— Exercise —
I would like each line of the data that holds the word "Richard" copied out.

— Available records —
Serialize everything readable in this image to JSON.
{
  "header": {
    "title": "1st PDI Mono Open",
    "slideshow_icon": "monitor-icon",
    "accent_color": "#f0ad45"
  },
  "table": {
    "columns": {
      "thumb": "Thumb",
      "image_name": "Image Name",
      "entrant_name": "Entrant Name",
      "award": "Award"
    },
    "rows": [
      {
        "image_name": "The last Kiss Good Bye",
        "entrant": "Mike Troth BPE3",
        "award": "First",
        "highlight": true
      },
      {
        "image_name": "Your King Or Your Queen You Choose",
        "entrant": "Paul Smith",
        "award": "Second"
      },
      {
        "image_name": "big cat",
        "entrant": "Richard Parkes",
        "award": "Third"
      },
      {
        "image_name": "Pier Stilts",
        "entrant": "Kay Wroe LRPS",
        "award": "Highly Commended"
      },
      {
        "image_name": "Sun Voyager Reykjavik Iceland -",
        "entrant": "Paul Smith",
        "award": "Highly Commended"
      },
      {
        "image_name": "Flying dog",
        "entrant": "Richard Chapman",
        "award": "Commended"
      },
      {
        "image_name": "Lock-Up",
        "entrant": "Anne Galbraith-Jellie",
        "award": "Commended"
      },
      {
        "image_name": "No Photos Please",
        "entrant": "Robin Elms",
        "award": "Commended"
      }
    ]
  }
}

— Solved exercise —
        "entrant": "Richard Parkes",
        "entrant": "Richard Chapman",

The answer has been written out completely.